One of the most interesting concepts I’ve read about recently is the the “Overton Window.” The Overton Window is a sociological term that describes what a broad populous is comfortable with ideologically. Politically speaking, it shifts either left or right depending on the leadership and the zeitgeist of the time. In some respects, the Overton Window is like a “bell curve” for political discourse, with radicals on each pole and centrists at the top of the curve. Conservatives, for nearly two generations, have shifted the nation’s political Overton Window farther to the right, so much so that what passes for “liberal” these days is closer to Nelson Rockefeller-style Republicanism of the 1960s. Because of this, the Republicans have lost their mind while the Democrats have lost their guts.

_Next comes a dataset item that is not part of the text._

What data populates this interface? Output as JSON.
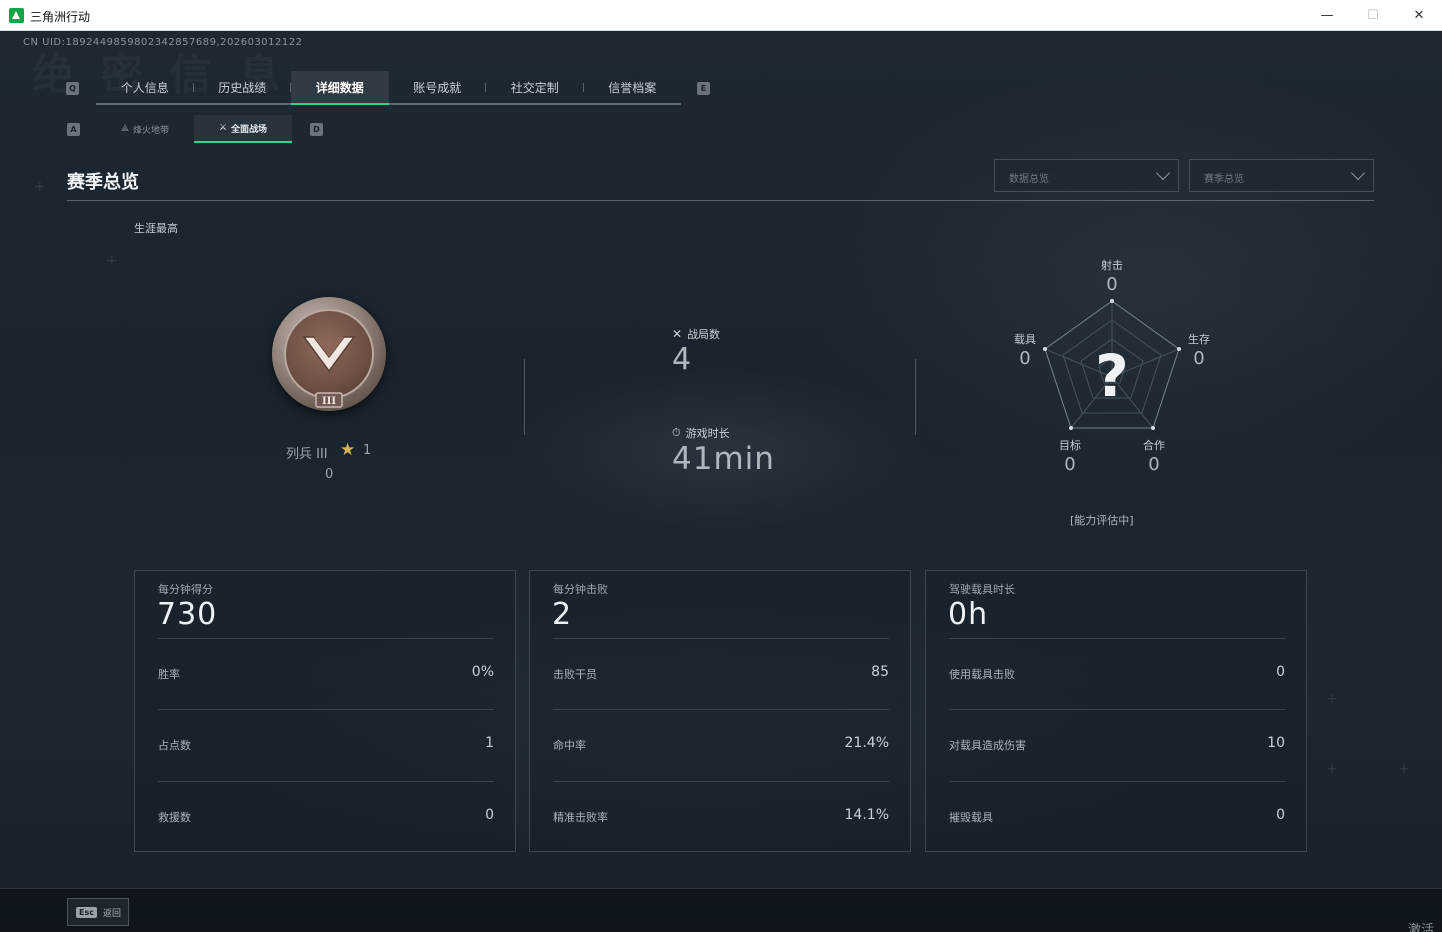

A lot of this changed with the election of Barack Obama in 2008. He shifted the Overton Window closer to the left, with the victories of Marriage Equality, the repeal of Don’t Ask, Don’t Tell, the Affordable Care Act, and his historic nuclear agreement with Iran. As such, Obama reclaimed some of what liberalism meant before the wilderness years of Clinton and Company. However, he did capitulate to the Neo-Liberalists of his party, with the market-driven reforms in the ACA and the Trans-Pacific Partnership, a multi-lateral trade deal whose details are still largely unknown to the public.

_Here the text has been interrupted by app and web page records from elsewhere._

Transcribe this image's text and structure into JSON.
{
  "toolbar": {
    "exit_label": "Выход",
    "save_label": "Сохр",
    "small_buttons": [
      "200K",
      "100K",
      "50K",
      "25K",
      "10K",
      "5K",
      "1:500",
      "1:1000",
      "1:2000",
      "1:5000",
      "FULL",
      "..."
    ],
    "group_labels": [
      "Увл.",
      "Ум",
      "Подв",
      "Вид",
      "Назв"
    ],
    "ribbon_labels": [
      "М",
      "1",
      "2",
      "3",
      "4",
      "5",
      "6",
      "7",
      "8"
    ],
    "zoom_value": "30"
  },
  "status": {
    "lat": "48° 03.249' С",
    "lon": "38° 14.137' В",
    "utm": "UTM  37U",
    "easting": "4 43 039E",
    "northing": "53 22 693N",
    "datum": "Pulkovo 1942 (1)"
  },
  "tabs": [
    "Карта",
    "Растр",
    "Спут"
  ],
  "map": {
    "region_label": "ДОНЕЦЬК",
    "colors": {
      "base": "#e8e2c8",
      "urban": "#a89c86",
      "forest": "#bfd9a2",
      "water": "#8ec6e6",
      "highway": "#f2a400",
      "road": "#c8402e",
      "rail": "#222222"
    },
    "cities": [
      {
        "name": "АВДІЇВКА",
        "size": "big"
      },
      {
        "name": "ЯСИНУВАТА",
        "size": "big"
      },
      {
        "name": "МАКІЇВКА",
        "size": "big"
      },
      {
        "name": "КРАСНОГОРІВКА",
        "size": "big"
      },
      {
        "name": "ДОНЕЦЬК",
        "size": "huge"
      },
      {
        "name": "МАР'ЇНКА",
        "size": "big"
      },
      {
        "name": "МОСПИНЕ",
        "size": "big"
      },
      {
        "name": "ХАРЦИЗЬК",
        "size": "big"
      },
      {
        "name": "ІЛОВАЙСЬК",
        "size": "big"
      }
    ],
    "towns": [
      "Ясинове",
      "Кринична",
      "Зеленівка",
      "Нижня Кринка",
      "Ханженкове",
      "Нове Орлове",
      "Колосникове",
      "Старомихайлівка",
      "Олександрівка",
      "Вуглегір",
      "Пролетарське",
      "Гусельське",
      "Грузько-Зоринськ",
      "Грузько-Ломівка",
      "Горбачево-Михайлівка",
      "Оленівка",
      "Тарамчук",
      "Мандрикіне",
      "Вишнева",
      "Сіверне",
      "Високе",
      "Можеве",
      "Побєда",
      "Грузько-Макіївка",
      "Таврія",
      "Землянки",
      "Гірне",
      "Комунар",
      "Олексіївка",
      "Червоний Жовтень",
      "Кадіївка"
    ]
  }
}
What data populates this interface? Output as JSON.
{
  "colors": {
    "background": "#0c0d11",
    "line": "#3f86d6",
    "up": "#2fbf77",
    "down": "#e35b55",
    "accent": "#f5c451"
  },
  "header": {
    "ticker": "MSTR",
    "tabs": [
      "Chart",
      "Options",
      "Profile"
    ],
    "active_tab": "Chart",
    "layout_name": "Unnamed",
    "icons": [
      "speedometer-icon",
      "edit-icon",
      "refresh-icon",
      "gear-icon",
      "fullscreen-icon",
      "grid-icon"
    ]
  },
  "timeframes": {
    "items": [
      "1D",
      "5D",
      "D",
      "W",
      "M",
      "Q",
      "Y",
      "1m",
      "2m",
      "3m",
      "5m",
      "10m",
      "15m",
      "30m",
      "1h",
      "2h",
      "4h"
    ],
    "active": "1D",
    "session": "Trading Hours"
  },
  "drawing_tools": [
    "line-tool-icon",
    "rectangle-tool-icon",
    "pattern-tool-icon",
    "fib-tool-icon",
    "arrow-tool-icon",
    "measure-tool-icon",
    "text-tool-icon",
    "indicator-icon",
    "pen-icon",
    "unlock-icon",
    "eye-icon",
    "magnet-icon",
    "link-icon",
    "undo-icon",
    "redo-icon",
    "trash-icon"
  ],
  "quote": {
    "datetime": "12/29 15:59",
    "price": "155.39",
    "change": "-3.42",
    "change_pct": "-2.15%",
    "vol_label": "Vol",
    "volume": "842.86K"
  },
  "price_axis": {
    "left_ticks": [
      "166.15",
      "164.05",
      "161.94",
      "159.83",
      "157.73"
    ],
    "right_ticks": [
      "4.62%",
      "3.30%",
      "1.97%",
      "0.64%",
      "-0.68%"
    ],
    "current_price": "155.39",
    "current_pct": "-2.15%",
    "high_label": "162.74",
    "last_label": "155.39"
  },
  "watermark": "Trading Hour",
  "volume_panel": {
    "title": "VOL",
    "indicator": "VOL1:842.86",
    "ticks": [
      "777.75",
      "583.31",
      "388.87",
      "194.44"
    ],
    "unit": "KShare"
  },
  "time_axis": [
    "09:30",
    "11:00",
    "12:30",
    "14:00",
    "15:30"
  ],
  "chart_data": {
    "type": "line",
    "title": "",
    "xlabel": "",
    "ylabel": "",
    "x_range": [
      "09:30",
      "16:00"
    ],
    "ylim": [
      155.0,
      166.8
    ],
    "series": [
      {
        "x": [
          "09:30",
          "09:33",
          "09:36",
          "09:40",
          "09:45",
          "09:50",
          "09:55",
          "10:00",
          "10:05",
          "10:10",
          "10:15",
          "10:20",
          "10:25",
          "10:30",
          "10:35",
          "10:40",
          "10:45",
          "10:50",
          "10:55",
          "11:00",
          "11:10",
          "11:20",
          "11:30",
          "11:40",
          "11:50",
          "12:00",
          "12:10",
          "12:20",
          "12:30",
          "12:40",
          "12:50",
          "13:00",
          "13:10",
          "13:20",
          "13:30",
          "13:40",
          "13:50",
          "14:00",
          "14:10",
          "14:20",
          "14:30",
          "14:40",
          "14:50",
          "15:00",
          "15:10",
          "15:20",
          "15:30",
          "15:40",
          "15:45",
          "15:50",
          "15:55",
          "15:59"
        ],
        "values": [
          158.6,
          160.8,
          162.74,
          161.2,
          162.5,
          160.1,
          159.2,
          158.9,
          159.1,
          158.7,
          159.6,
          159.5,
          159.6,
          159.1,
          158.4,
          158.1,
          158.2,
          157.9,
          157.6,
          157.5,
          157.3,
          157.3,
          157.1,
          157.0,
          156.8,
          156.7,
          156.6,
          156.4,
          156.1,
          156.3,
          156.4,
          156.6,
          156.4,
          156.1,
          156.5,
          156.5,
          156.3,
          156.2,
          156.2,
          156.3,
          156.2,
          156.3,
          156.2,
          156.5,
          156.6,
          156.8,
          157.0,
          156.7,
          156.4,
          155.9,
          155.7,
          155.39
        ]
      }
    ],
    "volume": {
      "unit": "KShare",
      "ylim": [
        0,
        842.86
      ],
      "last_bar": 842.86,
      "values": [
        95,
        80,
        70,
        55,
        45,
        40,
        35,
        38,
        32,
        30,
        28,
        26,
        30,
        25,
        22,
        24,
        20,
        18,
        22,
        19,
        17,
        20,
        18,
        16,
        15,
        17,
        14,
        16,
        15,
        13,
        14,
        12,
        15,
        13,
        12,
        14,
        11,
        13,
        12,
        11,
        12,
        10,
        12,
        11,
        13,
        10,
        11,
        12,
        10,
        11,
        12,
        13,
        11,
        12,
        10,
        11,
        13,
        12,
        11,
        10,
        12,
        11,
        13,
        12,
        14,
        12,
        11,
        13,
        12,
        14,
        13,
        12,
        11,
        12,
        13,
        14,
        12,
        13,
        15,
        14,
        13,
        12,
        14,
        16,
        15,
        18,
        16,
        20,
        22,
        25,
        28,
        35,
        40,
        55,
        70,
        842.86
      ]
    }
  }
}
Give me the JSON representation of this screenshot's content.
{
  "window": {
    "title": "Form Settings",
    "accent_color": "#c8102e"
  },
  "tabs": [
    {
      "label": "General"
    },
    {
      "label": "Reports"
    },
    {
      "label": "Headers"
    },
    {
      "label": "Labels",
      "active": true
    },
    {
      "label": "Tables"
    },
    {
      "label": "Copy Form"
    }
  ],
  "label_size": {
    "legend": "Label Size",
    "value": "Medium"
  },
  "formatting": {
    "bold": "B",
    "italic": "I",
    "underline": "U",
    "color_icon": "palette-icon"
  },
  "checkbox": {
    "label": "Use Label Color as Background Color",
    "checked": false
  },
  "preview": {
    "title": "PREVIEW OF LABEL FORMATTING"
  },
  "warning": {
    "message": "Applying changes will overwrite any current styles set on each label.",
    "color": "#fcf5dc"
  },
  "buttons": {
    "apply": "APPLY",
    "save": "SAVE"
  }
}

Bernie shifts the Overton Window even more to the left, with policy ideas that seem “radical” on the surface, but are actually well-supported by national polling. He wants to raise the minimum wage to $15, make all public universities tuition-free, create Medicare for all, and pass sweeping reforms to Wall Street. During his years as a President, he may not achieve all of these policies, but making them a priority during his campaign has shifted the national discourse, with Hillary and even some Republicans echoing some of Sanders’s ideas.
Above all else, Sanders is the most secular presidential candidate this election cycle, which is refreshing for a secular voter like myself. He even went so far as not answering whether he believed in a god on Jimmy Kimmel’s show last fall. Instead of parading around some useless piety or quoting religious scripture, Sanders (who is a secular Jew) said:
What I believe in and what my spirituality is about is that we’re all in this together. It is not a good thing to believe that as human beings we can turn our backs on the suffering of other people…We cannot worship billionaires and the making of more and more money. Life is more than that.
This eloquent, yet direct statement sums up Sanders in a nutshell: a dedication to economic fairness, solidarity with the underclass, and compassion for all people. These qualities bring out the best in someone, especially someone running for the highest office in the land.
I voted for the first time in 2008, and my first vote for a president went to Barack Obama. I knew how important that vote, and his election, was for the country. It was nice to vote for someone who I actually believed in, rather than the dreaded “lesser of two evils.” Sanders’s candidacy gives me, as a voter and a liberal, the same inspiration and hope that Obama’s did in 2008, sometimes more so. His candidacy and hopeful election only underscores the success of the Obama era and a commitment to build on his legacy. Clinton does not inspire that in me, and the Republicans certainly don’t either. As such, it’s time that the United States elect Sanders for the Democratic Nomination and the Presidency, and if you think that a socialist can’t be President, just remember 1932 and Franklin Delano Roosevelt.